» TASK INSTRUCTIONS
Among the entries, how many lines hold the word "POJK"? Respond with that number only.

(Stored dataset items)
::::

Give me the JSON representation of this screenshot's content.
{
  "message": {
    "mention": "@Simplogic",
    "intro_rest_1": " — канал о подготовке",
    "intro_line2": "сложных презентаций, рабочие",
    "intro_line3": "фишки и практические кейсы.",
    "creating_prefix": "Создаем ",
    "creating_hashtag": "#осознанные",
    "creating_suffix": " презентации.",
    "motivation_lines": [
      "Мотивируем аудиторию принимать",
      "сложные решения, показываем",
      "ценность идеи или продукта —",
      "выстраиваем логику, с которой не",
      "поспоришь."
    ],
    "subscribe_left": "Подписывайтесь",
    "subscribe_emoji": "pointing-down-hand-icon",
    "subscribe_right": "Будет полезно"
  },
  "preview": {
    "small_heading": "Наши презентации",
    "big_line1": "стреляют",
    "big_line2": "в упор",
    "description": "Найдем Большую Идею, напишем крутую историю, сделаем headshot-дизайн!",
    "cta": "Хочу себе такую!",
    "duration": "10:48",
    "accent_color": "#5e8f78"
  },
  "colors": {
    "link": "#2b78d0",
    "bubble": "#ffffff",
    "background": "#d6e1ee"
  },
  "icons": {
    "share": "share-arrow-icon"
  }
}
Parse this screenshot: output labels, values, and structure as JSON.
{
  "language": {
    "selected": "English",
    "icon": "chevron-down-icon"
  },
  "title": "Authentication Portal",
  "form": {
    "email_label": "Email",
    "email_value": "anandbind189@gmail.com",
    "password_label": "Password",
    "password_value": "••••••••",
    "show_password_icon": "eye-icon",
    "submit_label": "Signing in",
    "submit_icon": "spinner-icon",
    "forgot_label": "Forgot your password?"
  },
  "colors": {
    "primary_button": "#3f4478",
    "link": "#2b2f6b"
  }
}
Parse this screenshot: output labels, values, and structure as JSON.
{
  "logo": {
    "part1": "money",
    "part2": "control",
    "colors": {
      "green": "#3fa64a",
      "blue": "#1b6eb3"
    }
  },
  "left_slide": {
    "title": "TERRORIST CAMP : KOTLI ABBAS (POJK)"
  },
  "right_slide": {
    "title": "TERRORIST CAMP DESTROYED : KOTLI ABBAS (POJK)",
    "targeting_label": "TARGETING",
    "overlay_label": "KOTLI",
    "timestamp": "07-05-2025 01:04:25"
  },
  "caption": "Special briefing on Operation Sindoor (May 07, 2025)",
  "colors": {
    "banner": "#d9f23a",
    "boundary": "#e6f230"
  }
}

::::

» REPLY
2